However, these were the kinds of experience we were trying to show in the programme. What I also want to talk about here is the level of abuse directed at me following its transmission – I am not talking about criticism – which has been aggressive, insulting, sometimes vitriolic and ultimately alarming.
In the couple of weeks after the Dispatches went out, I received hundreds of this type of message. The vast majority were from men. There was, in addition to emails and Twitter DMs, a pile on to my Facebook page, as a result of which I had to delete 160-odd mostly vile messages, and lock down my profile. I came to understand that this pile on was orchestrated: men's rights activists were being directed via their social media groups to swamp my profile page.

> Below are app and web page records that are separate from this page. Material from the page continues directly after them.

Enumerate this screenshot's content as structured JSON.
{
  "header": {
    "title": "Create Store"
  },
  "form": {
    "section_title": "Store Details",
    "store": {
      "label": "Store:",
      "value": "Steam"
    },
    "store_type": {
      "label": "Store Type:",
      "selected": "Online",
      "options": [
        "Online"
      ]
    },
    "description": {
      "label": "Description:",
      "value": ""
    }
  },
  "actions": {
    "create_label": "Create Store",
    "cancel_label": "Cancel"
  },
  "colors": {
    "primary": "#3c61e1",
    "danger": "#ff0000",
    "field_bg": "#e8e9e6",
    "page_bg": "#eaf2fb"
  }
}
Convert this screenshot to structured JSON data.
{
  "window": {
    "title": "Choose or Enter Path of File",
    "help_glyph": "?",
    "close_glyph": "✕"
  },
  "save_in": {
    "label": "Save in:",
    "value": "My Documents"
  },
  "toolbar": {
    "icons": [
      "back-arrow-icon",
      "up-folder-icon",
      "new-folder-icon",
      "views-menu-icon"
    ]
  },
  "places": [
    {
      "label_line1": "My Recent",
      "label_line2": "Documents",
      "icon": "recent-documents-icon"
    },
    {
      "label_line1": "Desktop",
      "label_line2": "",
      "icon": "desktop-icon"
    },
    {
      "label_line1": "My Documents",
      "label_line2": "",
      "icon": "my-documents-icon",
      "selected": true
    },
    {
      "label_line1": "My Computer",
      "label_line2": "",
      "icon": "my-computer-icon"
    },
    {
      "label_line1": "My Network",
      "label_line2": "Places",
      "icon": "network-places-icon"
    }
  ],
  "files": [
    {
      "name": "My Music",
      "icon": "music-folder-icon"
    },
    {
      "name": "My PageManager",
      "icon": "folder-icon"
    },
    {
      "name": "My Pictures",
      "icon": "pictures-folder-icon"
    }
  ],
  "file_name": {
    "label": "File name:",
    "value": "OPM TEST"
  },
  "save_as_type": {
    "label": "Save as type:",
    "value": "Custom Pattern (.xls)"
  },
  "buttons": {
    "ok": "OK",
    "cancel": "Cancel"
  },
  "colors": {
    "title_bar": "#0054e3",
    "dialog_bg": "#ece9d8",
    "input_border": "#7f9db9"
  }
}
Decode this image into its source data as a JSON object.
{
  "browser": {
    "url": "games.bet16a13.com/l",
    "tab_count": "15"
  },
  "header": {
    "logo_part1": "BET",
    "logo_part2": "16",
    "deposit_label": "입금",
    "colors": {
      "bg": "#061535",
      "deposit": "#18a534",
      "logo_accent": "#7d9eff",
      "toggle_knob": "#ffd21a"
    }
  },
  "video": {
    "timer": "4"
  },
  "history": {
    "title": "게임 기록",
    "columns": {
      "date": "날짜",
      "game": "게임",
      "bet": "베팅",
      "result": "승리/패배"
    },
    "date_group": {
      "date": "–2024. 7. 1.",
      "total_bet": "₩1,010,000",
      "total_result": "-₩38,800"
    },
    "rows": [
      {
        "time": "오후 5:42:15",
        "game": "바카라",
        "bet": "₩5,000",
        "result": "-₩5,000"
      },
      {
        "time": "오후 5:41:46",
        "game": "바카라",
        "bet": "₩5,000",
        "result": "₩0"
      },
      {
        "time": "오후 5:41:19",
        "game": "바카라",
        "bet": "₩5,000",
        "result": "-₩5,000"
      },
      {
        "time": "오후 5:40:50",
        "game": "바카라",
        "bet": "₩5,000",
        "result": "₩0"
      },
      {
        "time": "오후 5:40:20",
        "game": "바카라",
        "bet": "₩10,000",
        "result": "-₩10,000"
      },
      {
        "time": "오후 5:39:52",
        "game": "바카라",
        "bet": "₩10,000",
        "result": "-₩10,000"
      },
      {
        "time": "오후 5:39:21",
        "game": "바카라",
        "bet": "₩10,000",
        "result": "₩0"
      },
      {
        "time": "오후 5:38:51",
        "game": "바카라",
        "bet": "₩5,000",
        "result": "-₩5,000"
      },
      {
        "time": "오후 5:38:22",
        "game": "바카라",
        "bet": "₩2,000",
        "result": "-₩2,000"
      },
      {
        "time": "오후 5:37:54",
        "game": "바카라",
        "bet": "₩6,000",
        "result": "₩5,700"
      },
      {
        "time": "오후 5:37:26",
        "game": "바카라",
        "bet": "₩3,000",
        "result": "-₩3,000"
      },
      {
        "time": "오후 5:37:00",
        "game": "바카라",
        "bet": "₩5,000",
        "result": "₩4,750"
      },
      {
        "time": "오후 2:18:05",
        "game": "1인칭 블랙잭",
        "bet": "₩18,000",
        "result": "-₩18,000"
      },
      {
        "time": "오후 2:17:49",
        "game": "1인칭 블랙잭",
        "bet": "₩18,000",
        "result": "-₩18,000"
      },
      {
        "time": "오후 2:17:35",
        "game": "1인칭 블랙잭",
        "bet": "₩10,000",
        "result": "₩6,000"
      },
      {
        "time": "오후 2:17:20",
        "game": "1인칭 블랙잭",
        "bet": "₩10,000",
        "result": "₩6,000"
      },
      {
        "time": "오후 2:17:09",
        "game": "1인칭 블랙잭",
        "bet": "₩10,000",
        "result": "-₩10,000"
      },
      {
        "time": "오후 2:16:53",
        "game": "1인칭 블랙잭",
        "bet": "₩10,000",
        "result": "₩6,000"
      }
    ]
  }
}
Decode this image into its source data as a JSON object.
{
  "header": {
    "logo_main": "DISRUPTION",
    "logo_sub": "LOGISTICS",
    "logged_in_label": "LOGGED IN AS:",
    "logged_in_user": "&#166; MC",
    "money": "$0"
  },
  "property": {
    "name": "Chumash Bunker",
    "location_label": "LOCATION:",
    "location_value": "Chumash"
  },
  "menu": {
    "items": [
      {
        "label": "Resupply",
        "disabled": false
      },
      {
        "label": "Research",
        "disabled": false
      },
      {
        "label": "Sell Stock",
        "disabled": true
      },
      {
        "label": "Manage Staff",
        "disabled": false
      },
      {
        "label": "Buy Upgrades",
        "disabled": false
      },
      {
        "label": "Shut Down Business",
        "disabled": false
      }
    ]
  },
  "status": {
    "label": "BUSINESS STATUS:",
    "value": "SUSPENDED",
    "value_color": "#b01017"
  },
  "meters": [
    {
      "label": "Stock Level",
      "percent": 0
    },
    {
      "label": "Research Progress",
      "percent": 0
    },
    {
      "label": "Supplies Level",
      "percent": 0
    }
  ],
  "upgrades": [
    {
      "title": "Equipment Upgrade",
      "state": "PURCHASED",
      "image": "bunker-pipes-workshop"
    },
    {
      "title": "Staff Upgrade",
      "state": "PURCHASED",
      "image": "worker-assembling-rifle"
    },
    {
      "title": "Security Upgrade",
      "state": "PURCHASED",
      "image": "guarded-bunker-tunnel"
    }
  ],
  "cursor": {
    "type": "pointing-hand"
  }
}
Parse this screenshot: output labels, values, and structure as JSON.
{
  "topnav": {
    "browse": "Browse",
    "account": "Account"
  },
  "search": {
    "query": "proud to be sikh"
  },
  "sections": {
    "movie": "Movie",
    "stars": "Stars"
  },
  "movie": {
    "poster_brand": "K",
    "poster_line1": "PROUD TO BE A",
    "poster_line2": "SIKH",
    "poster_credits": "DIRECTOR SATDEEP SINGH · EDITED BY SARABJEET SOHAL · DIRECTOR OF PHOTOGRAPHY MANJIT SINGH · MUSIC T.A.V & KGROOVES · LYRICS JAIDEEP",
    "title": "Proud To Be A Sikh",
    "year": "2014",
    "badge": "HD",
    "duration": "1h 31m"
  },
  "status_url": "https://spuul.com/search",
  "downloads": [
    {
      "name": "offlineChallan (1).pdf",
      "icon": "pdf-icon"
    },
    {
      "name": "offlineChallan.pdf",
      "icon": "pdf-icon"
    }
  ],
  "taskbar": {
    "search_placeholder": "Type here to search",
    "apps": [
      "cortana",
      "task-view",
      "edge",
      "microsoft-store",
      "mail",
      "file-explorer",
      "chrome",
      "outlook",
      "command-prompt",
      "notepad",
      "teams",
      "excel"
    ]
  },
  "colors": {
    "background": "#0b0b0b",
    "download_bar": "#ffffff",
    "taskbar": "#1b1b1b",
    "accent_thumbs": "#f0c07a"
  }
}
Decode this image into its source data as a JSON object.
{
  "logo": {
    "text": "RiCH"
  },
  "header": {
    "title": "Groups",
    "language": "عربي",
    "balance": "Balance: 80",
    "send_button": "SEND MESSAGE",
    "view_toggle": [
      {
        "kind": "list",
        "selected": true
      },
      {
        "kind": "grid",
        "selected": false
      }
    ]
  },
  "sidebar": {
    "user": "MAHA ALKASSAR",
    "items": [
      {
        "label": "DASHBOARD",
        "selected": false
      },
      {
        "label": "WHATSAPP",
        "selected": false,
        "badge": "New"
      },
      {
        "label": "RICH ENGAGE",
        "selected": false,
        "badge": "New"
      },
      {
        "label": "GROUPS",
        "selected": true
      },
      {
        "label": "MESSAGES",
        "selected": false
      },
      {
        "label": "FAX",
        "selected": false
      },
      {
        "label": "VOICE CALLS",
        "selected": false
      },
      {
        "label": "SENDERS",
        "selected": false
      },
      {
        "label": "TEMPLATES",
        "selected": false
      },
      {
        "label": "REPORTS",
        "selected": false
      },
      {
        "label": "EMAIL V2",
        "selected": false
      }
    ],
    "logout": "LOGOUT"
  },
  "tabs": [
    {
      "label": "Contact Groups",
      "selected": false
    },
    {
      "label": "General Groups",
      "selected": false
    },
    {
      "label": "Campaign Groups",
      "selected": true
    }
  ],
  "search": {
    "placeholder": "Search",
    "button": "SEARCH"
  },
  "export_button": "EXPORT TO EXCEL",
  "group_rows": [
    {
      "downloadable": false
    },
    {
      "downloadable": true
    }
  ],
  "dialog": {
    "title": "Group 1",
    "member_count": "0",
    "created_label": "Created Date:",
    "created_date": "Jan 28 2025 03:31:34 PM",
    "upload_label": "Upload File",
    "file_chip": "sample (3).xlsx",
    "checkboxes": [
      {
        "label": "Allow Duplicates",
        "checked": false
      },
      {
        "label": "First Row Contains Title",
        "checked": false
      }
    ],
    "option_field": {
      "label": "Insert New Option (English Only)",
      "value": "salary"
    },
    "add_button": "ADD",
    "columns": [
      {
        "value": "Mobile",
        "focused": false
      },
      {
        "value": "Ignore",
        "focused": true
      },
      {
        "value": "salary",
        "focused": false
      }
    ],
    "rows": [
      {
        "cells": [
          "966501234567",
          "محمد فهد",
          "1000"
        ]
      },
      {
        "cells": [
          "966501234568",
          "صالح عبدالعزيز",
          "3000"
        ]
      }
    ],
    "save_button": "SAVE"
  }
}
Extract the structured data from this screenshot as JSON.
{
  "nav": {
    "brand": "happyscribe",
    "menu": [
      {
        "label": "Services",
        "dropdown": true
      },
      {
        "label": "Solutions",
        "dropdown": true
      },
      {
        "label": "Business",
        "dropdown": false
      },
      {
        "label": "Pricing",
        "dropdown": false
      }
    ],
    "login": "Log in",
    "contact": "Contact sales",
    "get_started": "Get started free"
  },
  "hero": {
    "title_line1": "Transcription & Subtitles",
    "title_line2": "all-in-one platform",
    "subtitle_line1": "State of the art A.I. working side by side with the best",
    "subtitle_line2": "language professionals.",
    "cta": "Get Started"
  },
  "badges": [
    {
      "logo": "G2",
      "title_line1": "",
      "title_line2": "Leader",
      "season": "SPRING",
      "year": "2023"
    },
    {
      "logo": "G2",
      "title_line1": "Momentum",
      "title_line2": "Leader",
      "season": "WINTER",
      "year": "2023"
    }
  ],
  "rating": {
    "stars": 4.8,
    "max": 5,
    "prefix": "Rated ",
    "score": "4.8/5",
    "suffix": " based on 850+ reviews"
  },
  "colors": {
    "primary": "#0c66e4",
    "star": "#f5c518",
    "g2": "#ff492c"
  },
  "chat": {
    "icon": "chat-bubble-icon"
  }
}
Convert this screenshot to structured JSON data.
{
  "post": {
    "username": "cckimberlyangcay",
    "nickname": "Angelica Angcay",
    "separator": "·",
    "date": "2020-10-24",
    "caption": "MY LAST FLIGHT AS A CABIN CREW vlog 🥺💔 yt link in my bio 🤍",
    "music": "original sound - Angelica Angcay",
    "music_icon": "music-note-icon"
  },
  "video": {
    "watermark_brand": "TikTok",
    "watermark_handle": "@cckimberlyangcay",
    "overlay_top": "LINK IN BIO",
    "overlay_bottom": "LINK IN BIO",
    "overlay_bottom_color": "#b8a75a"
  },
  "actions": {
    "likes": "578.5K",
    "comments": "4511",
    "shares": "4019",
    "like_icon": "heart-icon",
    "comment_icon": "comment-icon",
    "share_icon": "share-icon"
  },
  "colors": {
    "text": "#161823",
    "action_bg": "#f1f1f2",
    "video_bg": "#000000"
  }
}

I’ll say straightaway that I quite understand that the repeated and of-themselves damaging delays, constant changes of judge, traumatic cross-examinations, inconsistencies in decision-making, failures to uphold court orders and injunctions, plus the compounded effects of the many constant micro-aggressions inflicted on parties by battling lawyers (I’ve both witnessed and experienced this myself) means that extended contact with the family justice system can result in perfectly normal people becoming utterly traumatised and in some cases, driven half-mad.
Nothwithstanding that, the tone of many of these missives was so angry, vicious and in one case, threatening, that I truly feared for the ex-partners my correspondents had faced in the family courts. The naked misogyny expressed in some of the messages was frightening and upsetting. The overweening sense of entitlement expressed by many men regarding their “right” to their children was astonishing – rarely was a message expressed in terms that included any reference to a child’s right to a relationship with both their parents.
This is perhaps only an attitude that becomes quite so clear when extremely similar messages are received in such concentrated volume. Being given this insight into such untrammelled rage was, let’s say… instructive.
An extended version of this piece will be published in the October issue of Family Law. You can subscribe here: https://www.lexisnexis.co.uk/store/products/family-law-journal-skuuksku00147281FLJ73543/details.